#### To do
Every line from the one containing "Enumerate this screenshot's" through the end of the data is to be copied exactly, and nothing outside that range.

________________________________________

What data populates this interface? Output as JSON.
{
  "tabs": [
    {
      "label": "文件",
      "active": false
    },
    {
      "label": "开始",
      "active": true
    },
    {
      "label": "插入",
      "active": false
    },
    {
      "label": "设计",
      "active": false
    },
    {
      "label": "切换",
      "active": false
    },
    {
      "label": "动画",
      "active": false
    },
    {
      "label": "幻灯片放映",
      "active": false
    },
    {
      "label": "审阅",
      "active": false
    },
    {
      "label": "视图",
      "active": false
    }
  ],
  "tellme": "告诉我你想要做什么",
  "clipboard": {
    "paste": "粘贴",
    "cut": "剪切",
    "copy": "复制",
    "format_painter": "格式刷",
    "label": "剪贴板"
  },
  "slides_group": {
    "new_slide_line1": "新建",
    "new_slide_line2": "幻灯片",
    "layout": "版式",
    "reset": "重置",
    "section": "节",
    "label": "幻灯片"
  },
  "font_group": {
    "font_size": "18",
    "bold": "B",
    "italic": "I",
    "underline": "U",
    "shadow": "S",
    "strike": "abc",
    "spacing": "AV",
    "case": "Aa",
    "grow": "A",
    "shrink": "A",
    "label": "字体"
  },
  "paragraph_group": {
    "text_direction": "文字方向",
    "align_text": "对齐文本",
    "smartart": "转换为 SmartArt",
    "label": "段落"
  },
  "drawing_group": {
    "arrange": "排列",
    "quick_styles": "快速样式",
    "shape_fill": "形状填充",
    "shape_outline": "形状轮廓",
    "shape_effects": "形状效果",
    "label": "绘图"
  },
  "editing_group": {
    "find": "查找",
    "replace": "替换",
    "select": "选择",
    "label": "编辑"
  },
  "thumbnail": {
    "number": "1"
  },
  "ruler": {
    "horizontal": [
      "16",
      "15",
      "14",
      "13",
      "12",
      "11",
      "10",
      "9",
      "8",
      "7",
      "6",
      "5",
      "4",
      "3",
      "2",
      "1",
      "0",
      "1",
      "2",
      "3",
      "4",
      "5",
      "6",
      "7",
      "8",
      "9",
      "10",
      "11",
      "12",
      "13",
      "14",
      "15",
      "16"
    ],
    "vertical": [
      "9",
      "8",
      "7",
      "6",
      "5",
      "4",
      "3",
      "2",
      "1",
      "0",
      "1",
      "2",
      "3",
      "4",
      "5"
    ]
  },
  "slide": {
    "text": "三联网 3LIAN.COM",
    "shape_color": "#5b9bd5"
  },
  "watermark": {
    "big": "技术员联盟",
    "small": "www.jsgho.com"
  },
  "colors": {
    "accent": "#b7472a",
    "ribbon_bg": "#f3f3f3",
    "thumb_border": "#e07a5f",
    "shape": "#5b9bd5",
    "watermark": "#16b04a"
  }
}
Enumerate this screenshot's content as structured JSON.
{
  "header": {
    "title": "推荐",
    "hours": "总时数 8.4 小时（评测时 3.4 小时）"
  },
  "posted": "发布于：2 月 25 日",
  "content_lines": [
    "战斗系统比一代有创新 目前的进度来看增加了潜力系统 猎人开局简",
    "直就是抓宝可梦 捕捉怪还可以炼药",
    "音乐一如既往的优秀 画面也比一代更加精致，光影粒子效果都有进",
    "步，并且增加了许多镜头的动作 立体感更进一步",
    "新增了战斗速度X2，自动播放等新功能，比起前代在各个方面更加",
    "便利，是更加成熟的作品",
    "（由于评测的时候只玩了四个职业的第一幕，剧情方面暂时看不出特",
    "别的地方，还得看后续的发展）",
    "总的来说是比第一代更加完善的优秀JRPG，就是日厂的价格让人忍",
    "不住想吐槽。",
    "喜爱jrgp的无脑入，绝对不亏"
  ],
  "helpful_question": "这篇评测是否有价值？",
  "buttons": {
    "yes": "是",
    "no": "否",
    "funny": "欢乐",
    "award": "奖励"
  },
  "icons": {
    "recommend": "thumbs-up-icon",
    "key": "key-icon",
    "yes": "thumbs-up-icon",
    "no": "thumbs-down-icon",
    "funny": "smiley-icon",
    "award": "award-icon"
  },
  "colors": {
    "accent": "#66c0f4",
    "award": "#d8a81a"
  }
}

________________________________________

#### Solution for this problem
Enumerate this screenshot's content as structured JSON.
{
  "header": {
    "title": "推荐",
    "hours": "总时数 8.4 小时（评测时 3.4 小时）"
  },
  "posted": "发布于：2 月 25 日",
  "content_lines": [
    "战斗系统比一代有创新 目前的进度来看增加了潜力系统 猎人开局简",
    "直就是抓宝可梦 捕捉怪还可以炼药",
    "音乐一如既往的优秀 画面也比一代更加精致，光影粒子效果都有进",
    "步，并且增加了许多镜头的动作 立体感更进一步",
    "新增了战斗速度X2，自动播放等新功能，比起前代在各个方面更加",
    "便利，是更加成熟的作品",
    "（由于评测的时候只玩了四个职业的第一幕，剧情方面暂时看不出特",
    "别的地方，还得看后续的发展）",
    "总的来说是比第一代更加完善的优秀JRPG，就是日厂的价格让人忍",
    "不住想吐槽。",
    "喜爱jrgp的无脑入，绝对不亏"
  ],
  "helpful_question": "这篇评测是否有价值？",
  "buttons": {
    "yes": "是",
    "no": "否",
    "funny": "欢乐",
    "award": "奖励"
  },
  "icons": {
    "recommend": "thumbs-up-icon",
    "key": "key-icon",
    "yes": "thumbs-up-icon",
    "no": "thumbs-down-icon",
    "funny": "smiley-icon",
    "award": "award-icon"
  },
  "colors": {
    "accent": "#66c0f4",
    "award": "#d8a81a"
  }
}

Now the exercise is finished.